Imagine a world where we don’t have to worry about our personal computing devices. You don’t have to be too imaginative. Think of the iPhone. If something goes wrong, you walk into your local Apple Store and talk to someone at the genius bar. The big nugget you pay for the iPhone is not the initial cost, but the monthly service charge. In exchange for this annuity you provide to AT&T/Apple you get “worry free” service and the use of applications in the cloud. Of course you don’t even realize that there is a cloud supporting you, instead you think of your computing environment as the device itself. Here is a perfect example: You are listening to a song, you launch Shazam. The phone listens to the music and then acts like it is thinking. What is it really doing? It is sending a captured pattern to a computer in the cloud. Then it waits for the cloud to respond with the name of the song, the artist, and a link to the song on iTunes , where you can buy the song.
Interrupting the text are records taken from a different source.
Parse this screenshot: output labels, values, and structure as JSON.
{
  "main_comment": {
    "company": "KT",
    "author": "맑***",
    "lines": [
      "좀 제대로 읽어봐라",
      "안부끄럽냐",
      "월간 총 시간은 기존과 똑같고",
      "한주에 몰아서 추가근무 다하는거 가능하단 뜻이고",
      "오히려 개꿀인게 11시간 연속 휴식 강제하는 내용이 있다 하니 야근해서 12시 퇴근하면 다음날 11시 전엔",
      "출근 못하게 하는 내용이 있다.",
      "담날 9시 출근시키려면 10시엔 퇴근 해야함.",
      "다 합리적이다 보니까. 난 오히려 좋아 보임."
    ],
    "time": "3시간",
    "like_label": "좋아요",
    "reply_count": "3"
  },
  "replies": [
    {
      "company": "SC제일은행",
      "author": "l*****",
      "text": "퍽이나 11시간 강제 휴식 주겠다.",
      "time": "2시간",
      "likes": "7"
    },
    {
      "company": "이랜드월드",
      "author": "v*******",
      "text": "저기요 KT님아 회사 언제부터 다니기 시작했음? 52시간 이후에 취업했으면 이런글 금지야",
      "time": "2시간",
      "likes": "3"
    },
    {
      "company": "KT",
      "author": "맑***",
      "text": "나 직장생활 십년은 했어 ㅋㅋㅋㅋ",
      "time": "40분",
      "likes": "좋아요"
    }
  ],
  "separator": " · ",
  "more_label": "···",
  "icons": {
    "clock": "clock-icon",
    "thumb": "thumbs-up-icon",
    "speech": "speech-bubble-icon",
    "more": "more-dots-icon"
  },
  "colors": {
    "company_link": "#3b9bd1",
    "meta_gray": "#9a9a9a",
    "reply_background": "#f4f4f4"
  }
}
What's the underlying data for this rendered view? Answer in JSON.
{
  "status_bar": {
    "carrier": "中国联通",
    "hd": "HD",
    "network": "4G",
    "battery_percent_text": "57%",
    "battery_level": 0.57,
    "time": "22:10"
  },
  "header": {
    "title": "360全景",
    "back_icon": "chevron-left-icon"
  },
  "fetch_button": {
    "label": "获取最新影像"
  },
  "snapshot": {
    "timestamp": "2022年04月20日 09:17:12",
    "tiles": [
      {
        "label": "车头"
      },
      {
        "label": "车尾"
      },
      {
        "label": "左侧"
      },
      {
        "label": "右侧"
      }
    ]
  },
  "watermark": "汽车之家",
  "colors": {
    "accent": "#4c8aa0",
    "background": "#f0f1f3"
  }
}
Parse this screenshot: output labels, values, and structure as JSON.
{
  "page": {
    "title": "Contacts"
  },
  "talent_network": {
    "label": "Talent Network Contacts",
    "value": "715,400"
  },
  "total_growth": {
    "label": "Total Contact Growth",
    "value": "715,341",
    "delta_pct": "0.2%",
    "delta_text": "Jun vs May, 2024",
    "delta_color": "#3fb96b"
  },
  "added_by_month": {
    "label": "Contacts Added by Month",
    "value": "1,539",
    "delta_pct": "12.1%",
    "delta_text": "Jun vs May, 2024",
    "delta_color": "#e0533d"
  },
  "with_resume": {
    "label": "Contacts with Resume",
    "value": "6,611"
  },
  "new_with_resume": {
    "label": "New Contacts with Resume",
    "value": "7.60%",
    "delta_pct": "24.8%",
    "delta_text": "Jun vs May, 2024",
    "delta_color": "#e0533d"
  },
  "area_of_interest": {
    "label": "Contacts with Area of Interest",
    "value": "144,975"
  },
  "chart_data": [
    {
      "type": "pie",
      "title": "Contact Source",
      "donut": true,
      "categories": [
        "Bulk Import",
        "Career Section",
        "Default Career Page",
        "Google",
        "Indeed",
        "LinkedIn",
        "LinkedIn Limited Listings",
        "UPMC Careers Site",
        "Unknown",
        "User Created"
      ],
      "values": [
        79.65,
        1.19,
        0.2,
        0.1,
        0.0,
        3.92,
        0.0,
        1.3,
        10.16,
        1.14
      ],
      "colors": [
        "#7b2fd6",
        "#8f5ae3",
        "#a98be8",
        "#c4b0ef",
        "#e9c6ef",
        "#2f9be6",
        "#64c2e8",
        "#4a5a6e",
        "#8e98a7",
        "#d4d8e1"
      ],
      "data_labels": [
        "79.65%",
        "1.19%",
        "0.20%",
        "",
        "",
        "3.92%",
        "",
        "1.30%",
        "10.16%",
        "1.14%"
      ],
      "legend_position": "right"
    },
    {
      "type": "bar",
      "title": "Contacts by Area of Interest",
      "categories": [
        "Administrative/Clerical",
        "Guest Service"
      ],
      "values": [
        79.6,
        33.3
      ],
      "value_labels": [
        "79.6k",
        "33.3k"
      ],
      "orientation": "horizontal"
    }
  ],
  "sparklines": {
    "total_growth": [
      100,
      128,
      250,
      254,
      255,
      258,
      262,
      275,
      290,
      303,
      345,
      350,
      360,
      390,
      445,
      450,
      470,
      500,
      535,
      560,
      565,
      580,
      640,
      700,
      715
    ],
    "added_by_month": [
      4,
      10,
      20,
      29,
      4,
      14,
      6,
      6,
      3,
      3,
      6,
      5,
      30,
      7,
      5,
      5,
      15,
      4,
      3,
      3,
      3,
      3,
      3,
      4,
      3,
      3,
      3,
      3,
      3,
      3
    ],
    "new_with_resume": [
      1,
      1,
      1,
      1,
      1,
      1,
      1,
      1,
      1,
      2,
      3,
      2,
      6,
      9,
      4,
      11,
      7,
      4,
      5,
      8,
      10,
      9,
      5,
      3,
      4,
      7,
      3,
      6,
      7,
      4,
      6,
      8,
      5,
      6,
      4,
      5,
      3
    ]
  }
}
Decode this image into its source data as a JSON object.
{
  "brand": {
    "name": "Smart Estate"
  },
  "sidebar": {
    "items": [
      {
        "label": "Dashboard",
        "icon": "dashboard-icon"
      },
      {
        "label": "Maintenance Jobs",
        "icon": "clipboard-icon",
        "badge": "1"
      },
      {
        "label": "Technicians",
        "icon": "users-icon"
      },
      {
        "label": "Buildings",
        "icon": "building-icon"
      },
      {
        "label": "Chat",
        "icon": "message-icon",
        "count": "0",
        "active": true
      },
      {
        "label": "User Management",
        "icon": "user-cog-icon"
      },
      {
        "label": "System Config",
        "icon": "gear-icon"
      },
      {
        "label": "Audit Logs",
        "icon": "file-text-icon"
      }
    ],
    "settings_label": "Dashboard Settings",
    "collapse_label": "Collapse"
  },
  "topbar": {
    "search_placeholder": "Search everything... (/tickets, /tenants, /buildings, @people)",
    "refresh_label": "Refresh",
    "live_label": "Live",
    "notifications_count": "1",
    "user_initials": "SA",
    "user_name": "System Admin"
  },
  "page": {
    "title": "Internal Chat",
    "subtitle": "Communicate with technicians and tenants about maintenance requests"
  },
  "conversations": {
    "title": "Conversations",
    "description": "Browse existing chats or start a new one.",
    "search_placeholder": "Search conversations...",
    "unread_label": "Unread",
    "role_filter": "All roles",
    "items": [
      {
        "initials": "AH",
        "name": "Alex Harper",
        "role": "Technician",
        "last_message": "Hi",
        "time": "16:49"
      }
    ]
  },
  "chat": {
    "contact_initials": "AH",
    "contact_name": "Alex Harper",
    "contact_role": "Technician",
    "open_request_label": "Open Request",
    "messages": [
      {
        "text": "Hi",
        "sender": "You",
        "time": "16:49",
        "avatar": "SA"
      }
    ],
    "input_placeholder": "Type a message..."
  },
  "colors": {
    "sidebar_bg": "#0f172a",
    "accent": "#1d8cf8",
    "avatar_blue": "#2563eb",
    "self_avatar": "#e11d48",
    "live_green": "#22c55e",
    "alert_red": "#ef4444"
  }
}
What is the impact of cloud computing on businesses? Fast forward ten years. Imagine a world where businesses no longer need to worry about any hardware or software on premise. This is akin to the centrally located telephone switches of the twentieth century (AT&T used to call theirs “Centrex”.) The telephone companies took care of everything. Of course we have seen many swings of this pendulum.
The future may bring monthly payment s for each employee, but no initial investment and no staff needed for upkeep and maintenance. This will allow new businesses to have access to sophisticated software on the day they are established with risk free investments in technology.
What are the Pitfalls?
For anyone who is too young to recall Lily Tomlin’s skit about Ernestine, the telephone operator, on the 1969 Rowan & Martin's Laugh-In, you should watch it before reading the rest of this article on You Tube: (http://www.youtube.com/watch?v=k9e3dTOJi0o.) The point of this skit was that people by-and-large felt that the phone company knew everything about us and used it against us.
In a similar vein, today we can see a more subtle impact on our lives by Apple’s control of what can be installed on our iPhones. Imagine if Microsoft wants to build a version of its media player for the iPhone. Microsoft may want to provide a platform for the iPhone so that non-iTunes music can be played on the iPhone. Will Apple allow Microsoft to distribute the media player on the App Store?
One last anecdote that illustrates the battles that are already occurring between the big players. Microsoft Hotmail looks at the web browser’s signature, referred to as the user agent signature, to identify the type of browser. In the case of the new Google browser “Chrome”, hotmail reports to the user that it cannot run in the browser. In response to this effort by Hotmail to undermine Google’s browser , Chrome is now spoofing its own user agent by reporting that it is a Safari browser. 
What Will we be Saying in 10 Years?
I am not sure what people will be saying about Cloud Computing in 10 years. The term will probably not even be known by young people and one may have to look it up on FuturePedia. It will all be clear to us what the really relevant aspects of cloud computing were, what the important design points were, and who the winners were. It is clear that there is a land grab going on to be at the center of it all.
 “Azure Blues: Microsoft and the electric power industry have a lot in common” (http://www.pbs.org/cringely/pulpit/2008/pulpit_20081030_005501.html)
 Not too dissimilar form Microsoft’s earlier grip on Windows.